Second Test match

South Africa v England 1927-28

Played at CAPE TOWN, December 31, January 2, 3, 4. England won by 87 runs. Strengthening their bowling by the inclusion of Bissett, South Africa gave a much improved display in the Second Test match and when, after a keen struggle, England triumphed by 87 runs only half an hour remained for play. Sent in to bat, on Deane winning the toss, England, with an innings completed on each side, found themselves 117 in arrear, but a splendid first-wicket partnership of 140 between Holmes and Sutcliffe not only wiped off the deficit but paved the way for a magnificent recovery, The finish, however, would have been closer and South Africa might even have saved the game had one of several chances offered on the third day by Wyatt been accepted.
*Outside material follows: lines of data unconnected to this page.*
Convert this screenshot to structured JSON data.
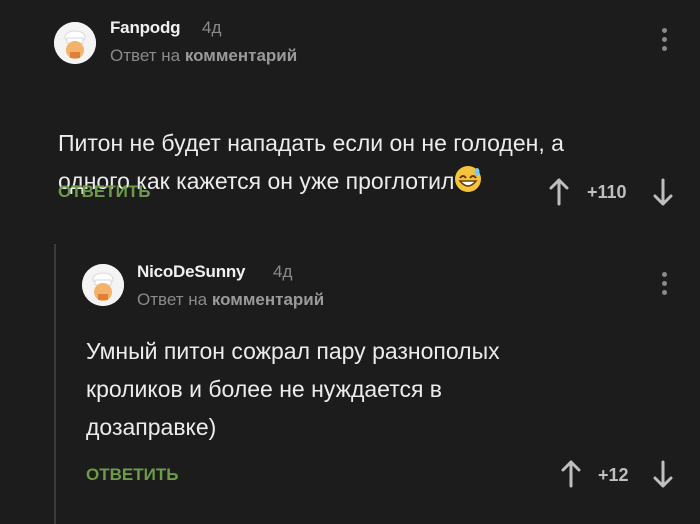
{
  "comments": [
    {
      "author": "Fanpodg",
      "time": "4д",
      "reply_prefix": "Ответ на",
      "reply_link": "комментарий",
      "text": "Питон не будет нападать если он не голоден, а\nодного как кажется он уже проглотил",
      "reply_button": "ОТВЕТИТЬ",
      "rating": "+110",
      "emoji_icon": "grinning-sweat-emoji"
    },
    {
      "author": "NicoDeSunny",
      "time": "4д",
      "reply_prefix": "Ответ на",
      "reply_link": "комментарий",
      "text": "Умный питон сожрал пару разнополых\nкроликов и более не нуждается в\nдозаправке)",
      "reply_button": "ОТВЕТИТЬ",
      "rating": "+12"
    }
  ],
  "colors": {
    "background": "#1c1c1c",
    "accent_green": "#6c9b4a",
    "muted": "#8a8a8a"
  }
}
Wyatt profiting by his good fortune, went on to score 91, hitting so briskly in the later stages of his innings that he obtained 58 out of 68 put on for the last two wickets, and thereby made South Africa's task in the last innings extremely difficult. England suffered a great misfortune in the disablement of Geary, who developing the elbow trouble which prevented his participation in the three remaining Tests, was unable to bowl on the last day. Against the English attack thus weakened, South Africa, set to get 312 runs in four hours and thirty-five minutes, appeared to possess a reasonable chance of success when Taylor and Commaille, in an opening partnership, scored 115 runs in a hundred minutes.
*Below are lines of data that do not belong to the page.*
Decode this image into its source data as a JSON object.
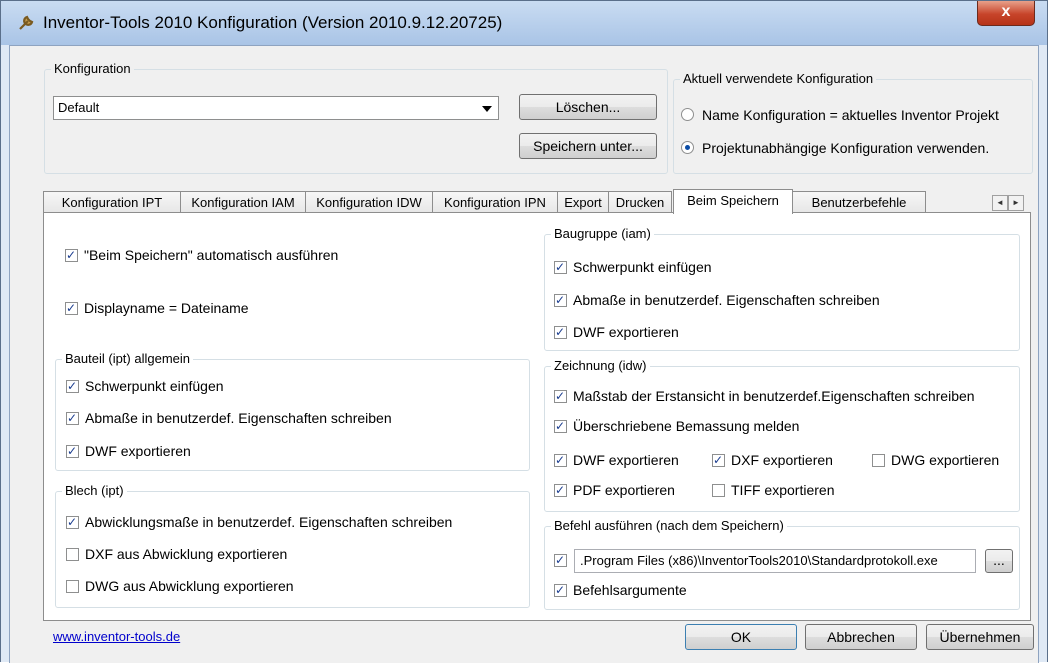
{
  "window": {
    "title": "Inventor-Tools 2010 Konfiguration (Version 2010.9.12.20725)",
    "close_label": "x",
    "app_icon": "wrench-icon"
  },
  "konfiguration": {
    "group_title": "Konfiguration",
    "selected": "Default",
    "delete_label": "Löschen...",
    "save_as_label": "Speichern unter..."
  },
  "aktuell": {
    "group_title": "Aktuell verwendete Konfiguration",
    "option_project": "Name Konfiguration = aktuelles Inventor Projekt",
    "option_independent": "Projektunabhängige Konfiguration verwenden.",
    "selected": "independent"
  },
  "tabs": [
    {
      "label": "Konfiguration IPT",
      "active": false
    },
    {
      "label": "Konfiguration IAM",
      "active": false
    },
    {
      "label": "Konfiguration IDW",
      "active": false
    },
    {
      "label": "Konfiguration IPN",
      "active": false
    },
    {
      "label": "Export",
      "active": false
    },
    {
      "label": "Drucken",
      "active": false
    },
    {
      "label": "Beim Speichern",
      "active": true
    },
    {
      "label": "Benutzerbefehle",
      "active": false
    }
  ],
  "tab_scroll": {
    "left": "◄",
    "right": "►"
  },
  "general": {
    "auto_run": {
      "label": "\"Beim Speichern\" automatisch ausführen",
      "checked": true
    },
    "display_name": {
      "label": "Displayname = Dateiname",
      "checked": true
    }
  },
  "bauteil": {
    "group_title": "Bauteil (ipt) allgemein",
    "items": [
      {
        "label": "Schwerpunkt einfügen",
        "checked": true
      },
      {
        "label": "Abmaße in benutzerdef. Eigenschaften schreiben",
        "checked": true
      },
      {
        "label": "DWF exportieren",
        "checked": true
      }
    ]
  },
  "blech": {
    "group_title": "Blech (ipt)",
    "items": [
      {
        "label": "Abwicklungsmaße in benutzerdef. Eigenschaften schreiben",
        "checked": true
      },
      {
        "label": "DXF aus Abwicklung exportieren",
        "checked": false
      },
      {
        "label": "DWG aus Abwicklung exportieren",
        "checked": false
      }
    ]
  },
  "baugruppe": {
    "group_title": "Baugruppe (iam)",
    "items": [
      {
        "label": "Schwerpunkt einfügen",
        "checked": true
      },
      {
        "label": "Abmaße in benutzerdef. Eigenschaften schreiben",
        "checked": true
      },
      {
        "label": "DWF exportieren",
        "checked": true
      }
    ]
  },
  "zeichnung": {
    "group_title": "Zeichnung (idw)",
    "scale": {
      "label": "Maßstab der Erstansicht in benutzerdef.Eigenschaften schreiben",
      "checked": true
    },
    "overwritten": {
      "label": "Überschriebene Bemassung melden",
      "checked": true
    },
    "dwf": {
      "label": "DWF exportieren",
      "checked": true
    },
    "dxf": {
      "label": "DXF exportieren",
      "checked": true
    },
    "dwg": {
      "label": "DWG exportieren",
      "checked": false
    },
    "pdf": {
      "label": "PDF exportieren",
      "checked": true
    },
    "tiff": {
      "label": "TIFF exportieren",
      "checked": false
    }
  },
  "befehl": {
    "group_title": "Befehl ausführen (nach dem Speichern)",
    "enabled": true,
    "path": ".Program Files (x86)\\InventorTools2010\\Standardprotokoll.exe",
    "browse_label": "...",
    "args": {
      "label": "Befehlsargumente",
      "checked": true
    }
  },
  "footer": {
    "link": "www.inventor-tools.de",
    "ok_label": "OK",
    "cancel_label": "Abbrechen",
    "apply_label": "Übernehmen"
  }
}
With the breaking up of that stand, however, the game turned in favour of England. The second wicket fell at 126 and, Astill and Freeman bowling with much success, the last eight batsmen added no more than 98 runs. In their first innings the visitors, apart from Hammond, failed badly before the clever bowling of Bissett and Vintcent. Thanks to a masterly innings by Taylor, who for two hours showed his best form, South Africa left off on the first day only 5 runs behind, while on Monday Deane batted admirably and Nupen hit fearlessly. When danger threatened England, Holmes played an uphill game with the utmost confidence and, scoring freely off bowlers handicapped by a wet ball, quite overshdowed Sutcliffe during a stay of a hundred minutes. The latter, somewhat restrained in his batting, occupied the wickets for nearly three hours and, in company with Tyldesley, still further improved the position with a stand of 93.

© John Wisden & Co